Excerpts from an interface dataset:
Content starts

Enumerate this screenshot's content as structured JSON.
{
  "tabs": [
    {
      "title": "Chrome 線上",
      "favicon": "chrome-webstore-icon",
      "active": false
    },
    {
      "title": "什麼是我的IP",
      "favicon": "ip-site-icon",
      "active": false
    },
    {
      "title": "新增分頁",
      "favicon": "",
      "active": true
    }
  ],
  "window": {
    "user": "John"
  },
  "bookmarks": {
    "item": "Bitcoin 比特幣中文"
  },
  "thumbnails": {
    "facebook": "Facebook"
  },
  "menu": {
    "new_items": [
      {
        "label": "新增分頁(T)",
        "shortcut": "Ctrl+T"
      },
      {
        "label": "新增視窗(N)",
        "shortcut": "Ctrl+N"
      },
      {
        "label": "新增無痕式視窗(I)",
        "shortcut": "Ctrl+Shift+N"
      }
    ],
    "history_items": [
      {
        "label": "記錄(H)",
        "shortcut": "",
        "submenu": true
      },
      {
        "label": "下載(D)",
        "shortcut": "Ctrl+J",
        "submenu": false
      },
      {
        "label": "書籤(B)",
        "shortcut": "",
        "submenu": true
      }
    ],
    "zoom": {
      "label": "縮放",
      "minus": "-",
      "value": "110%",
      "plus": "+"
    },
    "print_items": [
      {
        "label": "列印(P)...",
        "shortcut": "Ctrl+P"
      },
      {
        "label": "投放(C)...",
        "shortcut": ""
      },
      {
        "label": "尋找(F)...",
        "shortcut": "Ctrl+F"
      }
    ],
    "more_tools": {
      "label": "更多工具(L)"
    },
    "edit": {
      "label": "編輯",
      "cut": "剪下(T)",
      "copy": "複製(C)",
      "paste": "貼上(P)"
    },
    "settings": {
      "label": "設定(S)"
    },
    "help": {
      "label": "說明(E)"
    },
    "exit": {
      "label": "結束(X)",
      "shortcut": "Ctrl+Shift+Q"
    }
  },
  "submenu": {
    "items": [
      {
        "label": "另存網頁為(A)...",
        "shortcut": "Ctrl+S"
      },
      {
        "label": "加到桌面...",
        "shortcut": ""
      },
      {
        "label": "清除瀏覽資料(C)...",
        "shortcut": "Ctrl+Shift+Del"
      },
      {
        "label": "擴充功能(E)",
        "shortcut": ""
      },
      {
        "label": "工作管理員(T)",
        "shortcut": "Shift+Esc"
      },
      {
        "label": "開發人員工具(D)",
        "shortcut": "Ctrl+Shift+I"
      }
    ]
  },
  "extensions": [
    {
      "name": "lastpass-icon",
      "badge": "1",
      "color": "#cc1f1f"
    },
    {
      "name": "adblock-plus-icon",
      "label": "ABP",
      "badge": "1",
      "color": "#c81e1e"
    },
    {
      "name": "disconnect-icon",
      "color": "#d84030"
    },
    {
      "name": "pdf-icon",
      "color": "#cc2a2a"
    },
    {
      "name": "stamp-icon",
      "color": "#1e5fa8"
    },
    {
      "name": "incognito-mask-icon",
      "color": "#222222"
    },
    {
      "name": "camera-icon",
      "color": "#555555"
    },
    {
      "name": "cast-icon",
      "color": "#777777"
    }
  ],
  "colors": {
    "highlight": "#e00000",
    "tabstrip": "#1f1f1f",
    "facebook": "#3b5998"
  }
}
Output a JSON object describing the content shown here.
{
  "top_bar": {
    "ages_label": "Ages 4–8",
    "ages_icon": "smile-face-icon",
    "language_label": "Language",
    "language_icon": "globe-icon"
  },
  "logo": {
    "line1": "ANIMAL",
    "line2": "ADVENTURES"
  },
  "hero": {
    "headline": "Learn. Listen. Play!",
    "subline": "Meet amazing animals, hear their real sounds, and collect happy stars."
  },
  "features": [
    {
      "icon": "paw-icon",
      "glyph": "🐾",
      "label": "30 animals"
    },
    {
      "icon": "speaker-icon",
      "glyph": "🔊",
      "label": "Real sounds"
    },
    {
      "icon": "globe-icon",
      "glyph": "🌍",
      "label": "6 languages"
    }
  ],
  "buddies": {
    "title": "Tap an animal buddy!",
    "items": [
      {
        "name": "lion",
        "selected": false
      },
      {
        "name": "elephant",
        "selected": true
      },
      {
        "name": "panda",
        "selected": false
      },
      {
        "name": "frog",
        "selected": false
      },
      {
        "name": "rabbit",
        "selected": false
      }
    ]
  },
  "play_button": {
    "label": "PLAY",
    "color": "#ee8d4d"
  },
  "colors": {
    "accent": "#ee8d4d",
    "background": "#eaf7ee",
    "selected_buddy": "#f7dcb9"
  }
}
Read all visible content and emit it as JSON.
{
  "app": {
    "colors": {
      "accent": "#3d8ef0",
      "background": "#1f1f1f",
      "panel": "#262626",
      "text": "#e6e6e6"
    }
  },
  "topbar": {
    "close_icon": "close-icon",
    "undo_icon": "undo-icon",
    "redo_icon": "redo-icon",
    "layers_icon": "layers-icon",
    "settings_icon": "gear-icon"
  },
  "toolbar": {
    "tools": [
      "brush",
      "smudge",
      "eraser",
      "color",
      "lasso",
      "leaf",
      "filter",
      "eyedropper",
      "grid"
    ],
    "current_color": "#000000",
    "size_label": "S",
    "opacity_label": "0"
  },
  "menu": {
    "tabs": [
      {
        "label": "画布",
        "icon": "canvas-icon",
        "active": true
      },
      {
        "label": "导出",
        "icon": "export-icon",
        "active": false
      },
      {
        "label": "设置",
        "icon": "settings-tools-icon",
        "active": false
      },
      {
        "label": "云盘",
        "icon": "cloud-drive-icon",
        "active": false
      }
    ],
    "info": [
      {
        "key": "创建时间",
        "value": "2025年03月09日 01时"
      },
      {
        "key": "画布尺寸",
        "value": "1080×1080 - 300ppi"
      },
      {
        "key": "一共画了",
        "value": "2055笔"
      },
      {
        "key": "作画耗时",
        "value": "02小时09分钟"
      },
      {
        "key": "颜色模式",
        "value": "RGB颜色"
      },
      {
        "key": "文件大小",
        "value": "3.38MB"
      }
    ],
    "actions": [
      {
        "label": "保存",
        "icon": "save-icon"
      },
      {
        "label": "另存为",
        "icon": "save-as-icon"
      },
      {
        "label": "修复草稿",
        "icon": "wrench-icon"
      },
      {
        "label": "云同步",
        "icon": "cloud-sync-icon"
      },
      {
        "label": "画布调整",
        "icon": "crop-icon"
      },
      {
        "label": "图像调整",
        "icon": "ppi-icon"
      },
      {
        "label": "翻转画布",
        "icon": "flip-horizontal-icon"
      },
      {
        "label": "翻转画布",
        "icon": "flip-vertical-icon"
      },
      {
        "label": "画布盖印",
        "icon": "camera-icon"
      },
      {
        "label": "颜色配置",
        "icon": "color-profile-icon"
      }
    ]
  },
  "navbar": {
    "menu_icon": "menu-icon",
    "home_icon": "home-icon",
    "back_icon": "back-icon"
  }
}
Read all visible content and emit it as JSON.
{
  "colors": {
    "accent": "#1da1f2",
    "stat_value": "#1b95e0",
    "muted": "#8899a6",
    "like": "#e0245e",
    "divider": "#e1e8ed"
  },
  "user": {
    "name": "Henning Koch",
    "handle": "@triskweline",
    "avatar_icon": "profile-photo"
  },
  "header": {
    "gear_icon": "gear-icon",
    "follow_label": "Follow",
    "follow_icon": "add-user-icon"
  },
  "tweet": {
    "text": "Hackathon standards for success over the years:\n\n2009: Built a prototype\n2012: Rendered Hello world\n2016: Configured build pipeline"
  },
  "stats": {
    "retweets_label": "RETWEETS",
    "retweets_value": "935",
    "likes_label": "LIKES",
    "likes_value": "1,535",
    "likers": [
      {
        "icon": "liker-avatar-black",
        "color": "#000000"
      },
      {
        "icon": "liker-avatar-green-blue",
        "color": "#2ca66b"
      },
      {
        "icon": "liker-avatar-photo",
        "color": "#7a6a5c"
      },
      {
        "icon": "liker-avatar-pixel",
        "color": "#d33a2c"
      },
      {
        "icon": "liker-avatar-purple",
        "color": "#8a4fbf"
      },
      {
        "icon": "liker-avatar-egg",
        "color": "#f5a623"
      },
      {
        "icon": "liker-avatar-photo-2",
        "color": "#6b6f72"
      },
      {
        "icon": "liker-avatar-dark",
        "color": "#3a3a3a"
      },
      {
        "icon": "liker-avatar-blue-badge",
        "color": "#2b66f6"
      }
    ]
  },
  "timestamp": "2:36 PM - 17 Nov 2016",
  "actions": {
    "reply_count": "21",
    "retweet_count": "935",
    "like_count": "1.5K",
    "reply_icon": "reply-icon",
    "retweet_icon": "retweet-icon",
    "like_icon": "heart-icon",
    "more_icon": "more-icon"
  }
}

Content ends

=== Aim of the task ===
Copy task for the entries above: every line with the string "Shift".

=== Response ===
        "shortcut": "Ctrl+Shift+N"
      "shortcut": "Ctrl+Shift+Q"
        "shortcut": "Ctrl+Shift+Del"
        "shortcut": "Shift+Esc"
        "shortcut": "Ctrl+Shift+I"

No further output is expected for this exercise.